Snowdonia National Park is one of the most Beautiful places in the United Kingdom, if not the world, and it attracts a lot of visitors. It has big rocky mountains in the North and plateaus of high moorland in the middle part. Most of the honeypot areas are in the Northern part of the park, where the big ranges of the Snowdon Massif, the Glyders and the Carneddau are situated. The attraction to these high tops is infectious – the vast amphitheatres and sweeping vistas from these high summits are what gets boots on the ground here, however, for those less obsessed with ticking off high mountains, might there be something worth a visit away from these busy places. The answer is a resounding yes!
South of a watershed between the villages of Beddgelert and Capel Curig, lies a series of mountains knows as the Moelwynion. This contains some notable mountains, Carnedd Moel Siabod, Cnicht, Moelwyn Bach and Moelwyn Mawr, and a collection of Slate mines that circle the town of Blaenau Ffestiniog. This tract of land is wild, boggy and complex, and contains many small lakes or ‘Llyns’. It’s not particularly high, and sees much less visitor traffic, yet it contains a hidden gem.
I have camped out here on numerous occasions, armed with a camera, to photograph the place at dawn and dusk, and there’s a wonderful sense of calm being here for an extended period of time.
The landscape is generally low, around 300 metres elevation, yet is extremely complex, containing rocky outcrops and clear mountain lakes normally associated with much higher terrain, and this yields almost limitless photographic opportunities, and looks totally different from one day to the next.
The two photographs above are of two different lakes, yet were taken from almost the same spot.
The jewel in the crown however is reserved for a spot at the top of a small knoll of about 460 metres elevation which provides a breathtaking view of one of these lakes with the mountain Cnicht, rising in the background.
This view, I think, has to be one of the best views in Snowdonia. There are many wonderful viewpoints scattered across the park, the high mountains and dramatic glaciated Cwms are all pretty epic, but this is as close to the perfect mountain vista that I have had the pleasure of viewing first hand. Proportion and scale work so well. The view is big, of course, but in a photograph, it appears bigger, and the complex terrain enhances this.
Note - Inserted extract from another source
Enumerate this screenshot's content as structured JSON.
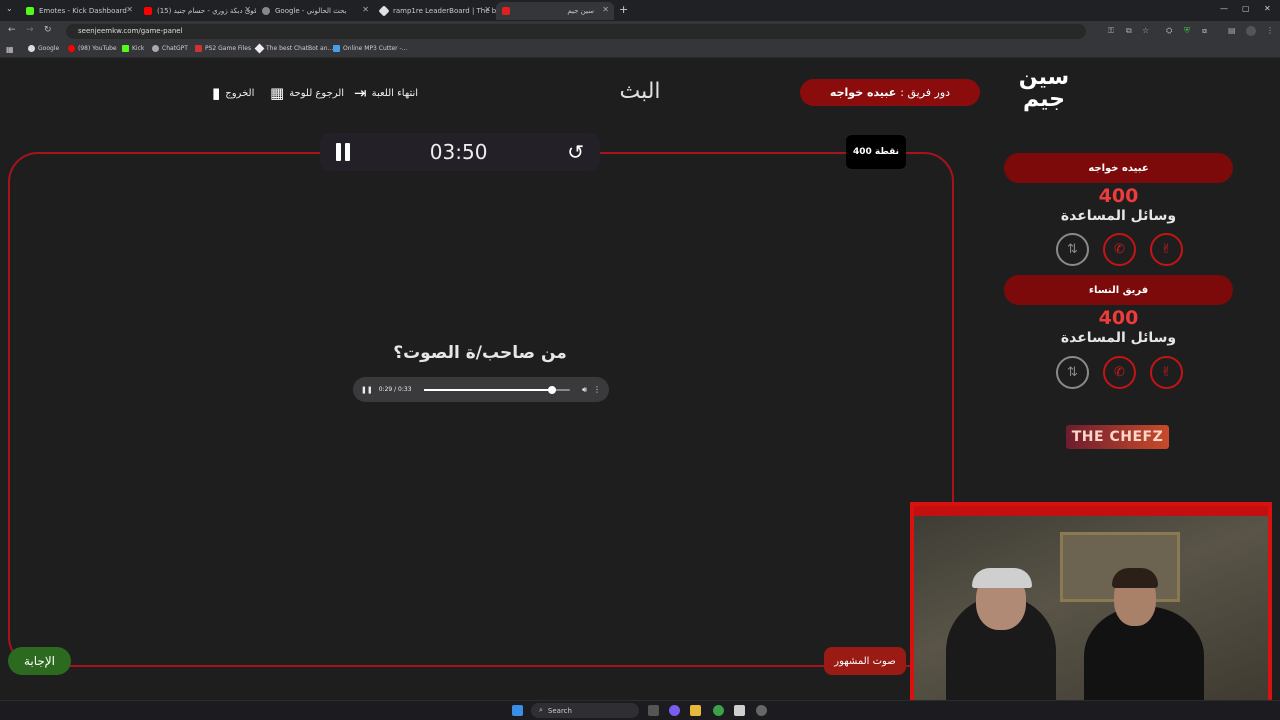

Ironic then that surprisingly few people have seen this, which for me, makes this place so much more special. Most people would happily write off any chance of seeing something like that from a 460 metre spot height, in a location that has no really big mountains.
Just goes to show that there’s more to a view that just absolute height!